* [Material to process]:
+ + + +

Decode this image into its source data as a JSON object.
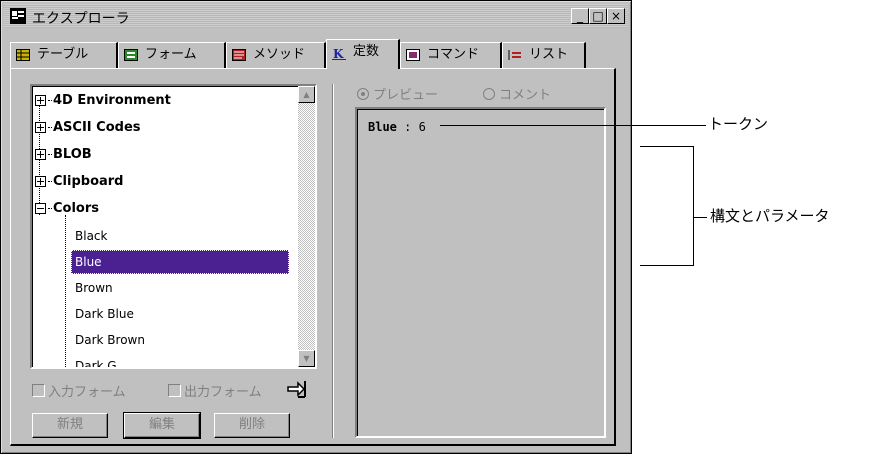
{
  "window": {
    "title": "エクスプローラ",
    "controls": [
      "_",
      "□",
      "×"
    ]
  },
  "tabs": [
    {
      "label": "テーブル",
      "icon": "table-icon"
    },
    {
      "label": "フォーム",
      "icon": "form-icon"
    },
    {
      "label": "メソッド",
      "icon": "method-icon"
    },
    {
      "label": "定数",
      "icon": "constants-icon",
      "active": true
    },
    {
      "label": "コマンド",
      "icon": "command-icon"
    },
    {
      "label": "リスト",
      "icon": "list-icon"
    }
  ],
  "tree": {
    "groups": [
      {
        "label": "4D Environment",
        "expanded": false
      },
      {
        "label": "ASCII Codes",
        "expanded": false
      },
      {
        "label": "BLOB",
        "expanded": false
      },
      {
        "label": "Clipboard",
        "expanded": false
      },
      {
        "label": "Colors",
        "expanded": true
      }
    ],
    "items": [
      "Black",
      "Blue",
      "Brown",
      "Dark Blue",
      "Dark Brown",
      "Dark G..."
    ],
    "selected": "Blue"
  },
  "checkboxes": {
    "input_form": "入力フォーム",
    "output_form": "出力フォーム"
  },
  "buttons": {
    "new": "新規",
    "edit": "編集",
    "delete": "削除"
  },
  "radios": {
    "preview": "プレビュー",
    "comment": "コメント",
    "selected": "preview"
  },
  "preview": {
    "constant_name": "Blue",
    "separator": " : ",
    "constant_value": "6"
  },
  "callouts": {
    "token": "トークン",
    "syntax": "構文とパラメータ"
  }
}
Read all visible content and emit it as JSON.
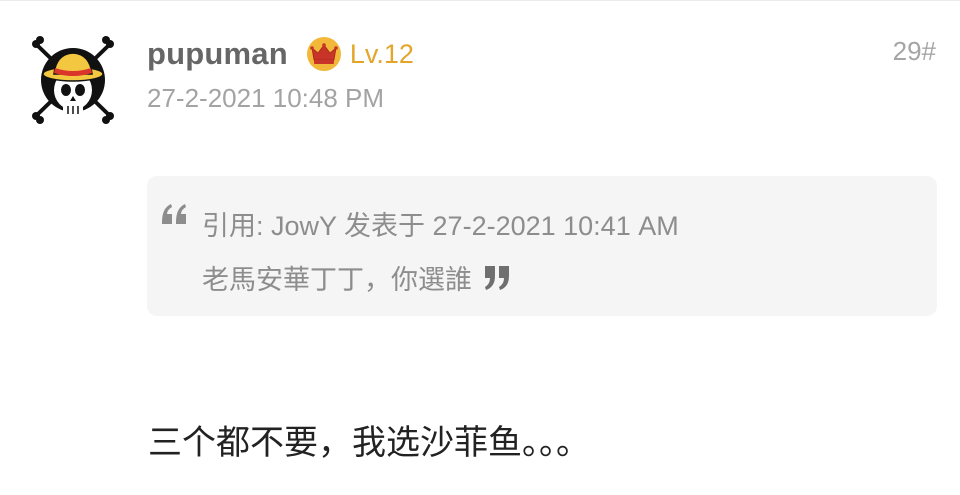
{
  "post": {
    "username": "pupuman",
    "level": "Lv.12",
    "floor": "29#",
    "timestamp": "27-2-2021 10:48 PM",
    "quote": {
      "header": "引用: JowY 发表于 27-2-2021 10:41 AM",
      "text": "老馬安華丁丁，你選誰"
    },
    "body": "三个都不要，我选沙菲鱼。。。"
  },
  "icons": {
    "avatar": "straw-hat-jolly-roger-avatar",
    "badge": "crown-icon",
    "quote_open": "open-quote-icon",
    "quote_close": "close-quote-icon"
  },
  "colors": {
    "username": "#666666",
    "level": "#e3a62b",
    "meta": "#a3a3a3",
    "quote_bg": "#f5f5f5",
    "quote_text": "#8d8d8d",
    "body_text": "#222222"
  }
}
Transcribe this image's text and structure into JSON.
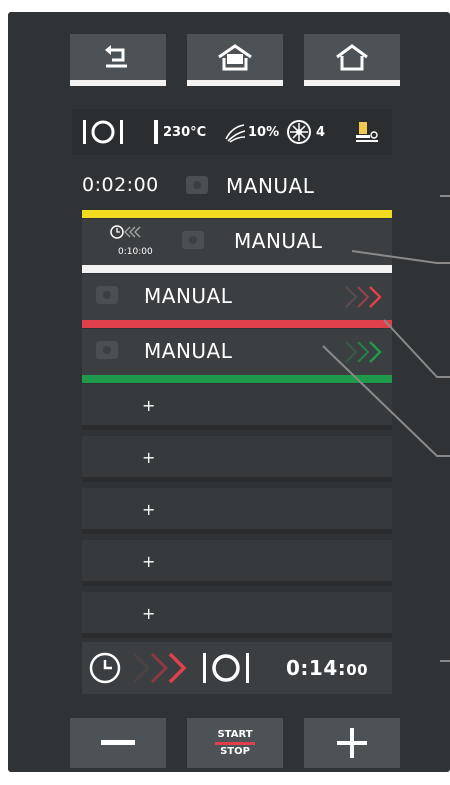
{
  "status": {
    "temperature": "230°C",
    "humidity": "10%",
    "fan_speed": "4"
  },
  "phases": [
    {
      "time": "0:02:00",
      "label": "MANUAL",
      "color": "#f3dc1f"
    },
    {
      "delay": "0:10:00",
      "label": "MANUAL",
      "color": "#f2f2f2"
    },
    {
      "label": "MANUAL",
      "color": "#e0404c"
    },
    {
      "label": "MANUAL",
      "color": "#1e9a4a"
    }
  ],
  "add_step_label": "+",
  "totals": {
    "time_main": "0:14:",
    "time_seconds": "00"
  },
  "start_stop": {
    "start": "START",
    "stop": "STOP"
  },
  "icons": [
    "back-icon",
    "my-home-icon",
    "home-icon",
    "plate-icon",
    "thermometer-icon",
    "humidity-icon",
    "fan-icon",
    "probe-icon",
    "camera-icon",
    "timer-icon",
    "chevrons-icon",
    "minus-icon",
    "plus-icon"
  ]
}
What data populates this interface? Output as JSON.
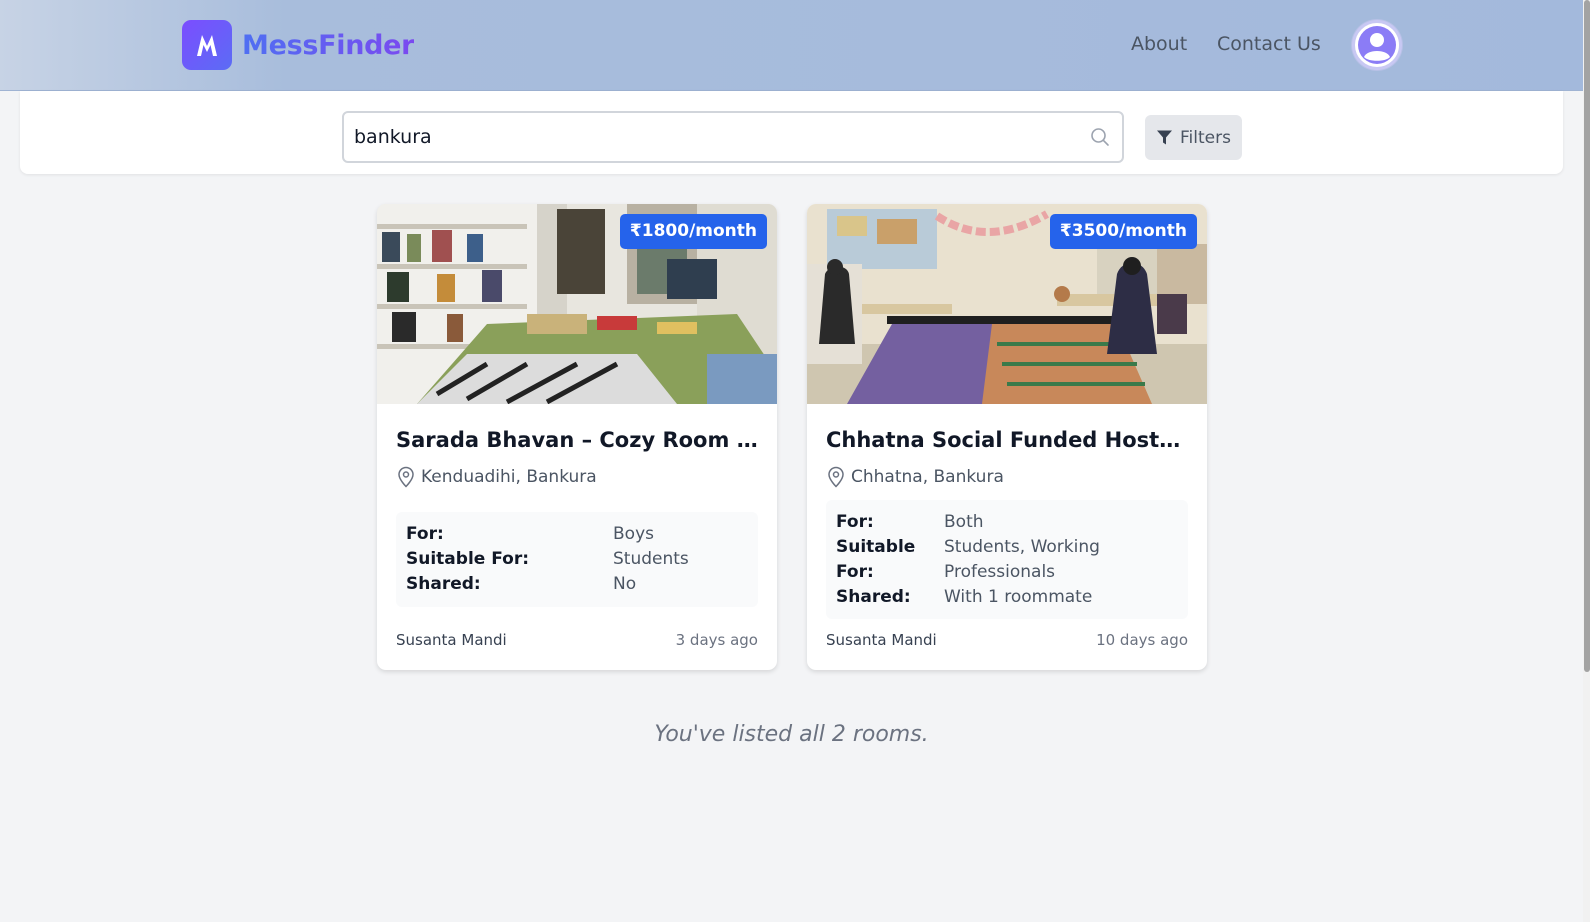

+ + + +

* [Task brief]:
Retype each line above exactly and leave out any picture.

* [Completed task]:
Decode this image into its source data as a JSON object.
{
  "window": {
    "title": "エクスプローラ",
    "controls": [
      "_",
      "□",
      "×"
    ]
  },
  "tabs": [
    {
      "label": "テーブル",
      "icon": "table-icon"
    },
    {
      "label": "フォーム",
      "icon": "form-icon"
    },
    {
      "label": "メソッド",
      "icon": "method-icon"
    },
    {
      "label": "定数",
      "icon": "constants-icon",
      "active": true
    },
    {
      "label": "コマンド",
      "icon": "command-icon"
    },
    {
      "label": "リスト",
      "icon": "list-icon"
    }
  ],
  "tree": {
    "groups": [
      {
        "label": "4D Environment",
        "expanded": false
      },
      {
        "label": "ASCII Codes",
        "expanded": false
      },
      {
        "label": "BLOB",
        "expanded": false
      },
      {
        "label": "Clipboard",
        "expanded": false
      },
      {
        "label": "Colors",
        "expanded": true
      }
    ],
    "items": [
      "Black",
      "Blue",
      "Brown",
      "Dark Blue",
      "Dark Brown",
      "Dark G..."
    ],
    "selected": "Blue"
  },
  "checkboxes": {
    "input_form": "入力フォーム",
    "output_form": "出力フォーム"
  },
  "buttons": {
    "new": "新規",
    "edit": "編集",
    "delete": "削除"
  },
  "radios": {
    "preview": "プレビュー",
    "comment": "コメント",
    "selected": "preview"
  },
  "preview": {
    "constant_name": "Blue",
    "separator": " : ",
    "constant_value": "6"
  },
  "callouts": {
    "token": "トークン",
    "syntax": "構文とパラメータ"
  }
}
Read all visible content and emit it as JSON.
{
  "post": {
    "username": "pupuman",
    "level": "Lv.12",
    "floor": "29#",
    "timestamp": "27-2-2021 10:48 PM",
    "quote": {
      "header": "引用: JowY 发表于 27-2-2021 10:41 AM",
      "text": "老馬安華丁丁，你選誰"
    },
    "body": "三个都不要，我选沙菲鱼。。。"
  },
  "icons": {
    "avatar": "straw-hat-jolly-roger-avatar",
    "badge": "crown-icon",
    "quote_open": "open-quote-icon",
    "quote_close": "close-quote-icon"
  },
  "colors": {
    "username": "#666666",
    "level": "#e3a62b",
    "meta": "#a3a3a3",
    "quote_bg": "#f5f5f5",
    "quote_text": "#8d8d8d",
    "body_text": "#222222"
  }
}
Transcribe this image's text and structure into JSON.
{
  "status": {
    "temperature": "230°C",
    "humidity": "10%",
    "fan_speed": "4"
  },
  "phases": [
    {
      "time": "0:02:00",
      "label": "MANUAL",
      "color": "#f3dc1f"
    },
    {
      "delay": "0:10:00",
      "label": "MANUAL",
      "color": "#f2f2f2"
    },
    {
      "label": "MANUAL",
      "color": "#e0404c"
    },
    {
      "label": "MANUAL",
      "color": "#1e9a4a"
    }
  ],
  "add_step_label": "+",
  "totals": {
    "time_main": "0:14:",
    "time_seconds": "00"
  },
  "start_stop": {
    "start": "START",
    "stop": "STOP"
  },
  "icons": [
    "back-icon",
    "my-home-icon",
    "home-icon",
    "plate-icon",
    "thermometer-icon",
    "humidity-icon",
    "fan-icon",
    "probe-icon",
    "camera-icon",
    "timer-icon",
    "chevrons-icon",
    "minus-icon",
    "plus-icon"
  ]
}
What data populates this interface? Output as JSON.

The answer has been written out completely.